# EXERCISE BRIEF
Return all the entries exactly. No pictures.

# MATERIAL SUPPLIED
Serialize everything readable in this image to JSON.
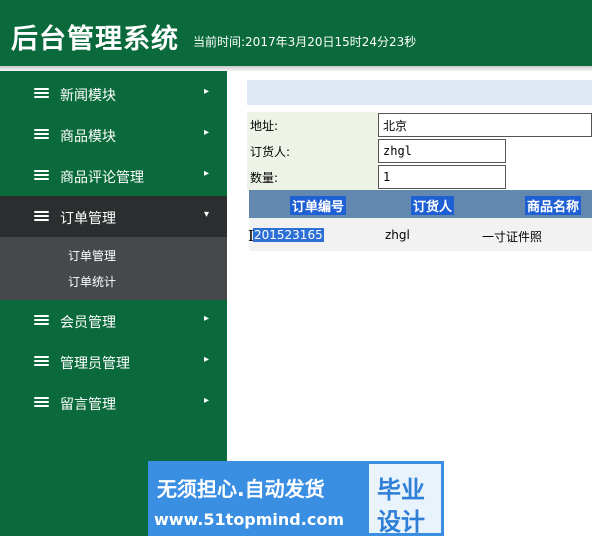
{
  "header": {
    "title": "后台管理系统",
    "time": "当前时间:2017年3月20日15时24分23秒"
  },
  "sidebar": {
    "items": [
      {
        "label": "新闻模块",
        "arrow": "▸"
      },
      {
        "label": "商品模块",
        "arrow": "▸"
      },
      {
        "label": "商品评论管理",
        "arrow": "▸"
      },
      {
        "label": "订单管理",
        "arrow": "▾",
        "active": true
      },
      {
        "label": "会员管理",
        "arrow": "▸"
      },
      {
        "label": "管理员管理",
        "arrow": "▸"
      },
      {
        "label": "留言管理",
        "arrow": "▸"
      }
    ],
    "submenu": [
      "订单管理",
      "订单统计"
    ]
  },
  "form": {
    "address_label": "地址:",
    "address_value": "北京",
    "buyer_label": "订货人:",
    "buyer_value": "zhgl",
    "qty_label": "数量:",
    "qty_value": "1"
  },
  "grid": {
    "columns": [
      "订单编号",
      "订货人",
      "商品名称"
    ],
    "rows": [
      {
        "order_no": "201523165",
        "buyer": "zhgl",
        "product": "一寸证件照"
      }
    ]
  },
  "watermark": {
    "line1": "无须担心.自动发货",
    "line2": "www.51topmind.com",
    "right1": "毕业",
    "right2": "设计"
  },
  "colors": {
    "brand": "#0b6a3b",
    "active_menu": "#2b2e2f",
    "grid_header": "#6288b0"
  }
}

# EXERCISE RESPONSE
Serialize everything readable in this image to JSON.
{
  "header": {
    "title": "后台管理系统",
    "time": "当前时间:2017年3月20日15时24分23秒"
  },
  "sidebar": {
    "items": [
      {
        "label": "新闻模块",
        "arrow": "▸"
      },
      {
        "label": "商品模块",
        "arrow": "▸"
      },
      {
        "label": "商品评论管理",
        "arrow": "▸"
      },
      {
        "label": "订单管理",
        "arrow": "▾",
        "active": true
      },
      {
        "label": "会员管理",
        "arrow": "▸"
      },
      {
        "label": "管理员管理",
        "arrow": "▸"
      },
      {
        "label": "留言管理",
        "arrow": "▸"
      }
    ],
    "submenu": [
      "订单管理",
      "订单统计"
    ]
  },
  "form": {
    "address_label": "地址:",
    "address_value": "北京",
    "buyer_label": "订货人:",
    "buyer_value": "zhgl",
    "qty_label": "数量:",
    "qty_value": "1"
  },
  "grid": {
    "columns": [
      "订单编号",
      "订货人",
      "商品名称"
    ],
    "rows": [
      {
        "order_no": "201523165",
        "buyer": "zhgl",
        "product": "一寸证件照"
      }
    ]
  },
  "watermark": {
    "line1": "无须担心.自动发货",
    "line2": "www.51topmind.com",
    "right1": "毕业",
    "right2": "设计"
  },
  "colors": {
    "brand": "#0b6a3b",
    "active_menu": "#2b2e2f",
    "grid_header": "#6288b0"
  }
}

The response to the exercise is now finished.